In company news, US discount retailer DollarTree closed up 14% after reporting that an activist investor called Mantle Ridge had accumulated a $1.8 billion stake in the company.
Not much excitement in these final numbers: the JSE All-share was up 0.24%, the S&P 500 went no-where, and the Nasdaq was down by 0.04%.
Our 10c Worth
One Thing, From Paul
Netflix is one of my favourite companies. Owning them early has been a big investment win. We first bought Netflix for clients a full decade ago in October 2011, for just above $10 per share. They are now at $680 a share; that's a very solid gain!
Netflix now has over 200 million paying subscribers, and some of them have children. Demand for kids' content has exploded. Disney has great assets in this segment, but Netflix is running hard. They are now rolling out a feature called "Kids Clips" which shows short snippets from its library of kids content. I'm told that it looks like TikTok or Instagram Reels.
It's a tactic to help youngsters discover new programming. They'll only be able to watch between 10 and 20 clips at once, with fresh ones added daily. If the kids love it, this will be another hook to keep subscribers (their parents) stuck to the service.
According to a McKinsey report, global wealth tripled over the last two decades and almost one-third of those gains came from China. The report goes on to say that 68% of global net wealth is tied up in real estate. I suppose every country has land, but not every country has valuable businesses.
You can read more about the report here on Bloomberg.
China has become a significant player on the global stage. Chinese leaders want to control everything that happens in that country, but they also know that they need thriving businesses and expanding wealth to be globally competitive.
The Chinese authorities want their tech titans, like Tencent and Alibaba, to be first among equals. Investors in Chinese businesses need to hold their nerve.
Is money important? In my view, we should all spend enough time thinking about money, but we should not let it consume everything that we do. A life purely devoted to accumulating wealth would be wasted. Older clients often say that spending quality time with family and friends is more important.
Having money gives people options and freedom. The sweet spot is to have enough so that life is not a struggle, but not to get too wrapped up in the chase and miss out on enjoying life.

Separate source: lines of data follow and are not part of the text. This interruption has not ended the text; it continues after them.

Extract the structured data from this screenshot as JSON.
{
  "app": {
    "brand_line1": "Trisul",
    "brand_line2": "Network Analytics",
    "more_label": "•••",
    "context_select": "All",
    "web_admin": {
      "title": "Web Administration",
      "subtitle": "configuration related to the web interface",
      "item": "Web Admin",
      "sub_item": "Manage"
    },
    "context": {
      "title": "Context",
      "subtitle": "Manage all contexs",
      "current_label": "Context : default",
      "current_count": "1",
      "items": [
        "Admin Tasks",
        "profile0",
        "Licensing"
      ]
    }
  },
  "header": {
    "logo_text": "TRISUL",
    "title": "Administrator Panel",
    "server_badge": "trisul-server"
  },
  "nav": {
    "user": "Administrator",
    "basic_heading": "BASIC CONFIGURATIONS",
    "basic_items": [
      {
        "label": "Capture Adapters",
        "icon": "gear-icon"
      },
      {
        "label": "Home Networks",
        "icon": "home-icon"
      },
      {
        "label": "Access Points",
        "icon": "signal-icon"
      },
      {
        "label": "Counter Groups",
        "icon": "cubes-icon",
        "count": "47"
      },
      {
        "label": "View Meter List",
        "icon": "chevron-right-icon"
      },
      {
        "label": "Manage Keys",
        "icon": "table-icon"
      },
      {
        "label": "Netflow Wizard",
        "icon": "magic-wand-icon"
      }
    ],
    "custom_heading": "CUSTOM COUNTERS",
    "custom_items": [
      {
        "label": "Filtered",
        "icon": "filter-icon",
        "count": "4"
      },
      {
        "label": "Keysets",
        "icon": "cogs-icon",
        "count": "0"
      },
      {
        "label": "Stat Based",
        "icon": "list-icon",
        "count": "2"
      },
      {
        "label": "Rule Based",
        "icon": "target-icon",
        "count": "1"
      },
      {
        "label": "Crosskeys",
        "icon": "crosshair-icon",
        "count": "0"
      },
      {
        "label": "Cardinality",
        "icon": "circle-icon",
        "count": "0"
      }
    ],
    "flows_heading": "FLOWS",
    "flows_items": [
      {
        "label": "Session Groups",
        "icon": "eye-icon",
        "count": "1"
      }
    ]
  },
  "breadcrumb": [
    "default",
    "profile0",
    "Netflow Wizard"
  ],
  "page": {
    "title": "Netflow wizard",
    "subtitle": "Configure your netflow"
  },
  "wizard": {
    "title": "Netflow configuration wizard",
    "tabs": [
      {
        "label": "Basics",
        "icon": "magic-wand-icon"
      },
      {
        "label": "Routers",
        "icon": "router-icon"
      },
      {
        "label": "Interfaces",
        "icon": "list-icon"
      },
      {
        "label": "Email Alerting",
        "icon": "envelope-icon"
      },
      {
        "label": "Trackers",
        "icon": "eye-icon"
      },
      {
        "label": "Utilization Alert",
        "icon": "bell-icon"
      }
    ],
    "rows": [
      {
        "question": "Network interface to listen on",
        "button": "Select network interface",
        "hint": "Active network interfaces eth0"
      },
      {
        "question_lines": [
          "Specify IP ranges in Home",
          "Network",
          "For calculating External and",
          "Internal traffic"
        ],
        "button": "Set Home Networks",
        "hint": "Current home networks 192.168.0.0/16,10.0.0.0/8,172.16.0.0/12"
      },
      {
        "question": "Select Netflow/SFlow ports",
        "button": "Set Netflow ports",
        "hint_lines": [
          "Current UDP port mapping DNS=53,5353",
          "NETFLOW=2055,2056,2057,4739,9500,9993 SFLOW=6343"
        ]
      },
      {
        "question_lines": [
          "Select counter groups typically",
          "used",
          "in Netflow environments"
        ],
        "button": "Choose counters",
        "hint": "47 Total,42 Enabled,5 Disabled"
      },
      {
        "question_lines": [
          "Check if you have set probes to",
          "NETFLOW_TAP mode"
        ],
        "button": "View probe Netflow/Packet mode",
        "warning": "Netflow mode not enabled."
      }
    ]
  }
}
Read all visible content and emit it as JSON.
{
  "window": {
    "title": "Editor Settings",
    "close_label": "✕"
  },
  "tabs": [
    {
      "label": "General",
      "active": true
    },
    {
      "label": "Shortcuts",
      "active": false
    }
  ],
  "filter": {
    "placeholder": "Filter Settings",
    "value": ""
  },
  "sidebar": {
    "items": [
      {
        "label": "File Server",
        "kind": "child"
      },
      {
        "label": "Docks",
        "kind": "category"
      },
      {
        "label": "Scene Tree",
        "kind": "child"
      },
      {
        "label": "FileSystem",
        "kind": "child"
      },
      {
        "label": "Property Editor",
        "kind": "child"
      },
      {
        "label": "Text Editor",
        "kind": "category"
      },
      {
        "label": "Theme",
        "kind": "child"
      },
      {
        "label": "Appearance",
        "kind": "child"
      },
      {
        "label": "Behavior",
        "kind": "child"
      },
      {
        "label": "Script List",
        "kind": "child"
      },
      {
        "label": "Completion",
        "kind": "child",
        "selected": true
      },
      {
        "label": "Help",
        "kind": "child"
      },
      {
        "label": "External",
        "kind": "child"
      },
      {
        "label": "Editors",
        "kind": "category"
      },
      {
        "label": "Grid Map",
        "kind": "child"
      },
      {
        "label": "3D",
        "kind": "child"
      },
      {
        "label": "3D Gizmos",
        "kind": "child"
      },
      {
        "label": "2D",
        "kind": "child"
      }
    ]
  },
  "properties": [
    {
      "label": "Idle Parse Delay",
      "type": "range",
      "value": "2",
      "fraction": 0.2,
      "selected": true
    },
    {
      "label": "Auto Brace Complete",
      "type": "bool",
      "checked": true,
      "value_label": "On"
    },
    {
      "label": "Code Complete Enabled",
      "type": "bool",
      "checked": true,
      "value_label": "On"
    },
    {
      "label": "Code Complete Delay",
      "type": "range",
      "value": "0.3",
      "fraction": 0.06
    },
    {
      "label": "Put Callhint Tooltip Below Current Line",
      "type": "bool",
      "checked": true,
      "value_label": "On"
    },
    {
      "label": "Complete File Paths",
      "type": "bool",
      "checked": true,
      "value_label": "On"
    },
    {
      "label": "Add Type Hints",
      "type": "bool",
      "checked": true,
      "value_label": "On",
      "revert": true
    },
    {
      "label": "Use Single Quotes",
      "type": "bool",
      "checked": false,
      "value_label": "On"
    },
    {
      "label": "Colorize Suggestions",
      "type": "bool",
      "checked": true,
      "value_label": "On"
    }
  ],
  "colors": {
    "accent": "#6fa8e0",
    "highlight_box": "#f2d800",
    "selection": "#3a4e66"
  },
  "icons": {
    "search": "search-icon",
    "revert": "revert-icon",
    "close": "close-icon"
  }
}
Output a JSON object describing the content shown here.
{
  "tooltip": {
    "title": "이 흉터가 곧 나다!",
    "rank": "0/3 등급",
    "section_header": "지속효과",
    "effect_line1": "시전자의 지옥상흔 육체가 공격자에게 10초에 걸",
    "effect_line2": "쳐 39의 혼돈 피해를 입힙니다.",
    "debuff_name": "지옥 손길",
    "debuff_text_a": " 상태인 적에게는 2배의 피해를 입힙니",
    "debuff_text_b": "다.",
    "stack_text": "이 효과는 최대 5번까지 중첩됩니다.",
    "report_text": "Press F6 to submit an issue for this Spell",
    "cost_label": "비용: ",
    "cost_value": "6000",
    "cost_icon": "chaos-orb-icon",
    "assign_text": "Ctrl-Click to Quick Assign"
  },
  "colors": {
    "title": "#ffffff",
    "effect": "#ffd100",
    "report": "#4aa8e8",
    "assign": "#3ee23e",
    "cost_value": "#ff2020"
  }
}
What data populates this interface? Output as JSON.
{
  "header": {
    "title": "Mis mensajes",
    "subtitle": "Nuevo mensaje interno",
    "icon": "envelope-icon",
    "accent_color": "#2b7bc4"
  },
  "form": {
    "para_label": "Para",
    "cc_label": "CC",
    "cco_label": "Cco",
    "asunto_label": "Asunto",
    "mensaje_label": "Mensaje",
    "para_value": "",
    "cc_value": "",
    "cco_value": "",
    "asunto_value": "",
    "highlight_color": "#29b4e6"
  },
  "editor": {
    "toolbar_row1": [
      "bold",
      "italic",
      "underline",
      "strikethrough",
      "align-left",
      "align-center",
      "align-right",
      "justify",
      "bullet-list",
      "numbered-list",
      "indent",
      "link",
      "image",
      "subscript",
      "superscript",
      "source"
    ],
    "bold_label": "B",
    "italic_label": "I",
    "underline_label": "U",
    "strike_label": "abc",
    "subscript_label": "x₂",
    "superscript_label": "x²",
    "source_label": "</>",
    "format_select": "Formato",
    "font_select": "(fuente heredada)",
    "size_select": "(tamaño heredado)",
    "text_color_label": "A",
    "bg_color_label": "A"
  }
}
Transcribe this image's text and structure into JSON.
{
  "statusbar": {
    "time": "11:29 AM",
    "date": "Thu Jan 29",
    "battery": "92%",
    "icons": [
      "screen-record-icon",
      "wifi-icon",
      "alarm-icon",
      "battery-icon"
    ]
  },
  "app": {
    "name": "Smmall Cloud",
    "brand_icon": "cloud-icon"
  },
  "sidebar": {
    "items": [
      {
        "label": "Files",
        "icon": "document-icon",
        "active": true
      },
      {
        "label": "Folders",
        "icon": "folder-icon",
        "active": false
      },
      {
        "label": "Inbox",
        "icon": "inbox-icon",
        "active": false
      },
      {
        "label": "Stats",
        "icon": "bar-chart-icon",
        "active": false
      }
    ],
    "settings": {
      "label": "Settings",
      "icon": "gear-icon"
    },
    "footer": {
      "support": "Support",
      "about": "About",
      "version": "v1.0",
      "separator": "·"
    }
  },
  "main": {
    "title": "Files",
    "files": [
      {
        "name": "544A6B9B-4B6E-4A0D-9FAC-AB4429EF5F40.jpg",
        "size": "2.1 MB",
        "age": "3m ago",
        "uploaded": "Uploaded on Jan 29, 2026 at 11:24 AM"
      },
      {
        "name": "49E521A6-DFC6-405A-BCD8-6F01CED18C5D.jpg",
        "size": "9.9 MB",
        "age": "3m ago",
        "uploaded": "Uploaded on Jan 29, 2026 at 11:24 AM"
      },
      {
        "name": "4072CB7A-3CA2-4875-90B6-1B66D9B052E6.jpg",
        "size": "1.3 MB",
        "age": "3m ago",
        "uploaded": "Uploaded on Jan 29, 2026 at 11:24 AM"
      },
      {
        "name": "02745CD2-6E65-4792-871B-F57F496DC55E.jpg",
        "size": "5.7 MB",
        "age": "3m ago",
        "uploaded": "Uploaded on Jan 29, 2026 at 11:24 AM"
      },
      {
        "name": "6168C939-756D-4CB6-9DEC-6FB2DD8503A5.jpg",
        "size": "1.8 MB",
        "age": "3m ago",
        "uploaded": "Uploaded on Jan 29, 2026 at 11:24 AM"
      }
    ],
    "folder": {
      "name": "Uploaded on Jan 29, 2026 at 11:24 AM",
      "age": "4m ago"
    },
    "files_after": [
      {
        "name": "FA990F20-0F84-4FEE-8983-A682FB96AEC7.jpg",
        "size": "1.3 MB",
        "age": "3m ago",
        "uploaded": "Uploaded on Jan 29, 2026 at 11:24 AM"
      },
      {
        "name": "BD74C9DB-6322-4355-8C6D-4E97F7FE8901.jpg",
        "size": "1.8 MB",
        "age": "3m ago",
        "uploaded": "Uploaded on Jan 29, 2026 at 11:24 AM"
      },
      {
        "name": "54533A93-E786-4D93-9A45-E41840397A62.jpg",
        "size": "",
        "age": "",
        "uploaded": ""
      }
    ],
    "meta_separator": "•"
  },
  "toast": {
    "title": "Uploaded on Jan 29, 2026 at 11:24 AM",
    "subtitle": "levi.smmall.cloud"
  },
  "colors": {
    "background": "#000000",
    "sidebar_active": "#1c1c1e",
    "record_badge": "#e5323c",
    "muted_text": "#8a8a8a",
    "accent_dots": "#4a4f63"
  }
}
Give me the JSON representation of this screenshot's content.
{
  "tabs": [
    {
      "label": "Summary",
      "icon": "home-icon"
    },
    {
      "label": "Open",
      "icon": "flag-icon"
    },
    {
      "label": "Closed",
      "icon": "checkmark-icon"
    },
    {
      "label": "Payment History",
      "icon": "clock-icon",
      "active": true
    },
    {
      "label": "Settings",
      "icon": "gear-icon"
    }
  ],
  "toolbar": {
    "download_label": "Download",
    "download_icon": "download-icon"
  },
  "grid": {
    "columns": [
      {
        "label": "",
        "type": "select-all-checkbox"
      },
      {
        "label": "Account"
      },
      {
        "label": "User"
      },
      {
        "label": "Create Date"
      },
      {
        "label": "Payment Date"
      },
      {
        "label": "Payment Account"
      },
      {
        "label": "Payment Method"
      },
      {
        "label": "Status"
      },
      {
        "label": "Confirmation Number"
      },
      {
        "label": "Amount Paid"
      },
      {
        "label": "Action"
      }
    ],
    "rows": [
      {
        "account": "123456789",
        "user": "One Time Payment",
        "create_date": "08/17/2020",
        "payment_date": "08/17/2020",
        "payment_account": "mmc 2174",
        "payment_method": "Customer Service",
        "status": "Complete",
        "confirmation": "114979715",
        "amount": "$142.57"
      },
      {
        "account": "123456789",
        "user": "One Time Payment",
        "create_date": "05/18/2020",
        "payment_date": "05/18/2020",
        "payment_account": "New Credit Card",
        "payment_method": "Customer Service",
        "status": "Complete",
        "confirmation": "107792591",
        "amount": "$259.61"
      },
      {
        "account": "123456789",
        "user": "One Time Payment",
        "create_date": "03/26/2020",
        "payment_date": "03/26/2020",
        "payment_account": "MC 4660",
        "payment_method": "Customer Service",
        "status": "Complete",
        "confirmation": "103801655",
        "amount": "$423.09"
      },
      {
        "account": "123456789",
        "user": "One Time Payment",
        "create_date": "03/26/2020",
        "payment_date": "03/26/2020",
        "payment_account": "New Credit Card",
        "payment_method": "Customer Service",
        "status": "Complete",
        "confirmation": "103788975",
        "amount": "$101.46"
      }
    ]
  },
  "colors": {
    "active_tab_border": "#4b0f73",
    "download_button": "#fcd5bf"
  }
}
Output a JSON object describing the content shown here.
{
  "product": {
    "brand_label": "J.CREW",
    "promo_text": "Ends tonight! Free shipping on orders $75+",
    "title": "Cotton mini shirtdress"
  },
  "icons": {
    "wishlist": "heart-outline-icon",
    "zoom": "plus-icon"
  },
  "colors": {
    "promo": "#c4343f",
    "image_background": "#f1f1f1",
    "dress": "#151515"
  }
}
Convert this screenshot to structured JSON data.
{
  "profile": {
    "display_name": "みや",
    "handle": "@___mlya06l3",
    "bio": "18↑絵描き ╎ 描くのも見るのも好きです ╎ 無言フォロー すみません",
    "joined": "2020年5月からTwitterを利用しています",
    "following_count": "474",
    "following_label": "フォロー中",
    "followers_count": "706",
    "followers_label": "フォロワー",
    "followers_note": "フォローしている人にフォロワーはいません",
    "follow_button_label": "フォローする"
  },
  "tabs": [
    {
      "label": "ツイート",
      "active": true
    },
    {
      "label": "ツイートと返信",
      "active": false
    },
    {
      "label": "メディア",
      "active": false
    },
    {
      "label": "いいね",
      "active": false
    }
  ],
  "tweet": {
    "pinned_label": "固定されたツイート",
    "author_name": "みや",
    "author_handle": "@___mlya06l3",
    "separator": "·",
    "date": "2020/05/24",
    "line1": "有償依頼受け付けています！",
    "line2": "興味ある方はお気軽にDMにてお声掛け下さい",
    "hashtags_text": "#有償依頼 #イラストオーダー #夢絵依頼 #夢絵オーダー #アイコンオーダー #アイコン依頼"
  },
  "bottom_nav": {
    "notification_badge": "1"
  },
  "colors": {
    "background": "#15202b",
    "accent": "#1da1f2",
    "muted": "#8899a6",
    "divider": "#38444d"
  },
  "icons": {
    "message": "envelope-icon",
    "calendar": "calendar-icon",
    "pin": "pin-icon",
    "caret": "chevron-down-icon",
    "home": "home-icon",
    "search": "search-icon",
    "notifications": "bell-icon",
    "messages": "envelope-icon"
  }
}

From a planning perspective, it would be ideal to know when we will die. That would focus the mind! It's a tragedy when someone dies young after planning carefully for their retirement, but never enjoying the fruits of their labour. Conversely, you can't approach every day with a 'YOLO' attitude, and then become a burden to family and friends in old age.
I found the image below from this interesting blog - The Nothingness of Money.
According to recent SEC filings, Scion Asset Management, a company founded and run by Michael Burry has had to cover his short bets against Cathie Wood's flagship ARK Innovation fund, Elon Musk's Tesla and the iShares 20+ year treasury bond ETF.
Why is this interesting you ask? Michael Burry is the man highlighted in Michael Lewis' book titled "The Big Short."
He was one of the first people to discover the American housing bubble of 2008 and find a way to bet against it, netting him and his clients a boatload of cash. He has a terrible bearish streak which I'm pretty sure has cost him a lot of money because markets have been going up ever since.
The market is a complex system, and just because you were right once in a big way doesn't mean you can repeat that multiple times. It never hurts to cash in your chips and sail into the sunset. To quote the dEgEnErAtEs on r/WallStreetBets "we can stay retarded longer than you can stay solvent Dr. BEARy." This is a play on the old market adage attributed to Lord Keynes which says that "the stock market can remain irrational longer than you can remain solvent."
Linkfest, Lap It Up
BeatsByDre has now introduced Bits Fit Pro earbuds. These are engineered for an active lifestyle, with a focus on sonic performance. They deliver up to seven hours of playback, while the pocket-sized charging case provides an additional 21 hours - Sporty AirPod Pros with better sound.
The gaming industry is very lucrative. Millennials who grew up gaming are now well into their careers and have big bucks to blow on their hobby - Video Games Are More Than Child's Play.
Asian markets are up this morning, most notably in Hong Kong. Tencent is above HK$ 500 for the first time in a year. The MSCI Asia-Pacific index is having its fourth consecutive day of gains.
US futures are still flat. Is another day of muted trading ahead? The Rand is currently trading at R15.28 against the US Dollar. It's Tuesday, on we go.
Sent to you by Team Vestact.